The ultimate sweet tooth treat, malasadas are an irresistible Portuguese doughnut with a light and fluffy inside and crispy, sugar-coated outside. And no hole. Rather, that hole is replaced with a generously filled flavours such as zesty lemon, custard, chocolate, coconut, strawberry and more. Made to order, you can have your malasadas coated in plain sugar, cinnamon sugar and li hing (a salty, sweet and sour powder coating). Malasadas made their way into the cultural zeitgeist in the ’50s, when original malasada bakery Leonard’s first made them, and they’ve been a hit ever since.
For those who can’t decide, try a plate lunch. Featuring a selection of comfort foods with scoops of rice or fries and macaroni salad, it’s a fail-safe. At the iconic Rainbow Drive-In, a ‘hole in the wall’ low-key and well-worn restaurant and drive through, you can get a mix plate with BBQ beef, boneless chicken, mahi mahi, rice and macaroni for just US$12.50.
Fast-food chain Zippy’s offer a taste of the islands with their melting pot plates, such as the Korean Fried Chicken and Chili Mixed Plate or a Surf Pac, with two pieces of tender, teriyaki marinated and glazed beef, two pieces of crispy golden fried chicken, and a slice of grilled Spam and on a bed of rice. And Sugoi’s (aka: ‘awesome’) has earned a string of awards for its famous garlic chicken plate.
Kona is famed for its high-quality coffee plantations, and the Island of Hawai’i is famed for its myriad coffee menu options, from macadamia nut lattes or a 100% Kona Peaberry to the best cold brews for a hot day.
At the Honolulu Coffee Experience Center in Waikīkī, visitors can taste the full farm-to-roast-to-cup coffee experience. You’ll learn about coffee origins and growing conditions (Kona beans are grown on the beautiful slopes of the Mauna Loa Volcano, located on the Island of Hawai’i), the cultivation process, handcrafted roasting and brewing, and your coffee will taste that much better for knowing.

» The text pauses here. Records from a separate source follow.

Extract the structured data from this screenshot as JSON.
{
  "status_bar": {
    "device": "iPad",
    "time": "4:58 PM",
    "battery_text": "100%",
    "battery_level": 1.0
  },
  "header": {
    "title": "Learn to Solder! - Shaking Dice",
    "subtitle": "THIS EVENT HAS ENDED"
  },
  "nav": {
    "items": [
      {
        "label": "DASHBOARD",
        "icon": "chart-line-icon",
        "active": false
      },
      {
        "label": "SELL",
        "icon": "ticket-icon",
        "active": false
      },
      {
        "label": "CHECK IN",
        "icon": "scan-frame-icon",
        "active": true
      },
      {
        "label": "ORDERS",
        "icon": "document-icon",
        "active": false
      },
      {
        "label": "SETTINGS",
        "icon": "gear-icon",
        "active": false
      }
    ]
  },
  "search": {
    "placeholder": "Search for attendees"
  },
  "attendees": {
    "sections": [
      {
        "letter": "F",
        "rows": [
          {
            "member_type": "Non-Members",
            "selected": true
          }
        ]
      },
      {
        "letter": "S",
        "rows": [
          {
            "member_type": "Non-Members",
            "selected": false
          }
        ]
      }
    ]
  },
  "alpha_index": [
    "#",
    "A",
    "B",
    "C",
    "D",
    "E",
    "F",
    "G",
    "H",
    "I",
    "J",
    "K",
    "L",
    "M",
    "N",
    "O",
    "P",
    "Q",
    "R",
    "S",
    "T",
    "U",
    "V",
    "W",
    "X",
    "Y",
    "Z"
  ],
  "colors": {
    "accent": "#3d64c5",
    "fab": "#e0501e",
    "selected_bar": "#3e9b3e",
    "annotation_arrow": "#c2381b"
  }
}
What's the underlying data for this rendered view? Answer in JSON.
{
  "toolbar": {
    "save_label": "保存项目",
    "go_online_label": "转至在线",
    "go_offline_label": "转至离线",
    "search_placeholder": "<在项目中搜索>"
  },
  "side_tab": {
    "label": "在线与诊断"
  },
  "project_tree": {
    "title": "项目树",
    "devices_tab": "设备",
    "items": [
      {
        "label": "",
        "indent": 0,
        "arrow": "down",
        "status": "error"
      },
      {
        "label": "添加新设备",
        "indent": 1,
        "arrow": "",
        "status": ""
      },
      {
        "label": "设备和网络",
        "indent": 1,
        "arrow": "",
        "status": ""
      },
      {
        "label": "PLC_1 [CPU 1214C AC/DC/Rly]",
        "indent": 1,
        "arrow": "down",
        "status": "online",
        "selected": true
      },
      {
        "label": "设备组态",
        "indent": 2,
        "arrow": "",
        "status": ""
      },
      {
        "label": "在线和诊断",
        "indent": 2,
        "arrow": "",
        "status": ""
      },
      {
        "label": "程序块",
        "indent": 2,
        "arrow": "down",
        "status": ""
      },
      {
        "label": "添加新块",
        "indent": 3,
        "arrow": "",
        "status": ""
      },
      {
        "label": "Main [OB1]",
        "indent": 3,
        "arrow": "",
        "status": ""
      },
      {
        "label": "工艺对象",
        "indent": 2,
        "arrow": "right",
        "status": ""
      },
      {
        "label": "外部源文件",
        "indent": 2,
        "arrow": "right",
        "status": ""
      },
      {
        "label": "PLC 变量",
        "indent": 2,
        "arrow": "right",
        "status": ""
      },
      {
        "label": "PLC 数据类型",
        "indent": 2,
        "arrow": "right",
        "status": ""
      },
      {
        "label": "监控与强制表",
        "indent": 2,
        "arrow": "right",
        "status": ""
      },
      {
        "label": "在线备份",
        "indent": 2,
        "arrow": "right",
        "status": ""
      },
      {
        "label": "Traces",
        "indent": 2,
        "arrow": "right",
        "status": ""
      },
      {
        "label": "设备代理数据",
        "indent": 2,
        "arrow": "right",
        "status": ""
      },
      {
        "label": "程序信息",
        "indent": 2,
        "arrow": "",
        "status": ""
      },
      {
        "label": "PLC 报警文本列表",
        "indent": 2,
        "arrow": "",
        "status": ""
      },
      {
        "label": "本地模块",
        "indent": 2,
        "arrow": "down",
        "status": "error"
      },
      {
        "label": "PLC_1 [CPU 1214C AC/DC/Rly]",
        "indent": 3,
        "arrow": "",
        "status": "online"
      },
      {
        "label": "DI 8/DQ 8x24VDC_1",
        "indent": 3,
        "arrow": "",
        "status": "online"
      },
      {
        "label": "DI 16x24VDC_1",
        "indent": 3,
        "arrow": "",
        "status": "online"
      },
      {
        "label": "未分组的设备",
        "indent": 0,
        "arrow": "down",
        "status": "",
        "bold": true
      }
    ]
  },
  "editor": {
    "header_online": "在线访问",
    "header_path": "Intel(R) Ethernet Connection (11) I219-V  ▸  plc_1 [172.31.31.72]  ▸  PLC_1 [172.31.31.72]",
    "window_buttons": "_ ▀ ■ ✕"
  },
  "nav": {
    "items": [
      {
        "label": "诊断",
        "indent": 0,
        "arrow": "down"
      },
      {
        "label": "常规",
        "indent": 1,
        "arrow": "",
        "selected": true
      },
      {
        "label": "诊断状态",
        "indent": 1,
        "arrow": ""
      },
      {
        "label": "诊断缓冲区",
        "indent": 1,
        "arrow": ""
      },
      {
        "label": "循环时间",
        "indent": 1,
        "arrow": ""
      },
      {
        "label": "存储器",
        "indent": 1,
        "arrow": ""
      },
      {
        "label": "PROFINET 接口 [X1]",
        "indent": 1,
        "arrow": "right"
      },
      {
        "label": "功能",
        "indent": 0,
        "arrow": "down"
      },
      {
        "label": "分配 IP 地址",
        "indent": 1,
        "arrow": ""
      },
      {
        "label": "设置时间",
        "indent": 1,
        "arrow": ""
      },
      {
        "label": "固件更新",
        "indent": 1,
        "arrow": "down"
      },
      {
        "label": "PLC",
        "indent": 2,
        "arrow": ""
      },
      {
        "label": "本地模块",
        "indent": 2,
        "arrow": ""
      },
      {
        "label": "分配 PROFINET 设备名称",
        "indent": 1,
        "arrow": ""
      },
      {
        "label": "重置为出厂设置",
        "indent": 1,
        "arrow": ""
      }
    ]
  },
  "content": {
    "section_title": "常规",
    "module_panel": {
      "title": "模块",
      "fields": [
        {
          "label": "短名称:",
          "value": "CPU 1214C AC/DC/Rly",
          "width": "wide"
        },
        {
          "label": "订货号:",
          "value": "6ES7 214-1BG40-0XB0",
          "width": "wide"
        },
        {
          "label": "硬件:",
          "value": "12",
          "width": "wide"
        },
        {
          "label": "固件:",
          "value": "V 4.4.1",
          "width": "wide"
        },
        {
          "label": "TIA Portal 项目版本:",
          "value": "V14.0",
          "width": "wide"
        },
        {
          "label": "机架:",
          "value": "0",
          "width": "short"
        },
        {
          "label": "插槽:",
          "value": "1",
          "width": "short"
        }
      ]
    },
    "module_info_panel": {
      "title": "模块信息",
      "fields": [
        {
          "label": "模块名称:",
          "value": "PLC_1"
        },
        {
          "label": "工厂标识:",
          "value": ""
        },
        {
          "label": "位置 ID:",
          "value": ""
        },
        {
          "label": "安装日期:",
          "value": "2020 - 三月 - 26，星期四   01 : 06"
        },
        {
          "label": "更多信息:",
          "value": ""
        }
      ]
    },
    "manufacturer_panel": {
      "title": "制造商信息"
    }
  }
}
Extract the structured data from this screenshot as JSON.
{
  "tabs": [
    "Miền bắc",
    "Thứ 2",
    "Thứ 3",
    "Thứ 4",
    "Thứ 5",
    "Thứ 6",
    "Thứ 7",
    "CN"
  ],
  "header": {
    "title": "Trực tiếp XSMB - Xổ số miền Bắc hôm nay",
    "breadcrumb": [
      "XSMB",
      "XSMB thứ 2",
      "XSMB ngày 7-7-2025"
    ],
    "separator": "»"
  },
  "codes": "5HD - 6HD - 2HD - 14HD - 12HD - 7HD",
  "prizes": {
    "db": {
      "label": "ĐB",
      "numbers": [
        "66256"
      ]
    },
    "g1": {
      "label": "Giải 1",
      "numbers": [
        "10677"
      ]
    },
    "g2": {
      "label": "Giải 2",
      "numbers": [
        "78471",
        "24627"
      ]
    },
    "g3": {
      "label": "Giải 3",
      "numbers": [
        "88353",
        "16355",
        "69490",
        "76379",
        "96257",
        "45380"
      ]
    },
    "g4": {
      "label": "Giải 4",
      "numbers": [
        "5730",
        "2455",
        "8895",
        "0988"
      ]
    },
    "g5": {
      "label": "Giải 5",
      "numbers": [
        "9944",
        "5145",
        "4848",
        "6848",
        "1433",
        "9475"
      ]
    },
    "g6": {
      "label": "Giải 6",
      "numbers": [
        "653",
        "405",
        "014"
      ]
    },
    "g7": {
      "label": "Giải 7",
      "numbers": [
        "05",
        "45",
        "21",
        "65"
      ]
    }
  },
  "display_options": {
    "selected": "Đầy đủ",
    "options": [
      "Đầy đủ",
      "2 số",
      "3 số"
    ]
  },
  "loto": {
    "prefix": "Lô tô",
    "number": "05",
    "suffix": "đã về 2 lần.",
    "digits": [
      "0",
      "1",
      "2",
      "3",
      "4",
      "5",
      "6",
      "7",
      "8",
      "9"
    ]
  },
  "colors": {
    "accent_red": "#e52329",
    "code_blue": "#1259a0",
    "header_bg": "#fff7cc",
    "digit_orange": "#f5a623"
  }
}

I still can’t quite understand why it’s ‘shave ice’ and not ‘shaved ice’, but semantics aside, shave ice from the right venue is heaven. That’s right, not all shave ice is created equally. So what is it? Like the name implies, the Hawaiian dessert is made by shaving a block of ice and adding sweet flavoured syrups and other ingredients such as soft serve ice cream, Japanese Azuki beans (shave ice’s origins throwback to early Japanese settlers who would shave ice and add sugar and toppings), mochi balls, condensed milk and fresh fruit, to name a few.
8. Sustainable food and drinks
Foodie neighbourhoods are popping up too, with a local produce menu lens, such as Mud Hen Water. At the helm of Mud Hen Water is Ed Kenney, famed for his farm-to-table movement in Kaimukī. Try dishes such as Beet Poke featuring locally grown avocado, pickled limu, and smoked macadamia nuts, or the Hawaiian Rose Veal with 2Ladyfarmers Pork and sour poi vinaigrette.
Where to stay in Hawai’i
Located on Waikiki Beach, the Outrigger’s recent multimillion-dollar renovation, Club Lounge Access upgrade options, location and views to leading restaurants and shopping make it irresistible.
Right next door to Outrigger Reef Waikiki, this luxurious property also has Waikiki beach access, ample grounds, multiple award-winning restaurants and is walking distance the main shopping strip.
Located in the heart of the shopping strip and opposite Waikiki beach, ‘Alohilani is the first carbon-neutral hotel in Hawai’i. The recent refurbishment has resulted in a grand, decadent and impressive entrance, an Oceanarium, and a plethora of locally sourced menu and dining options.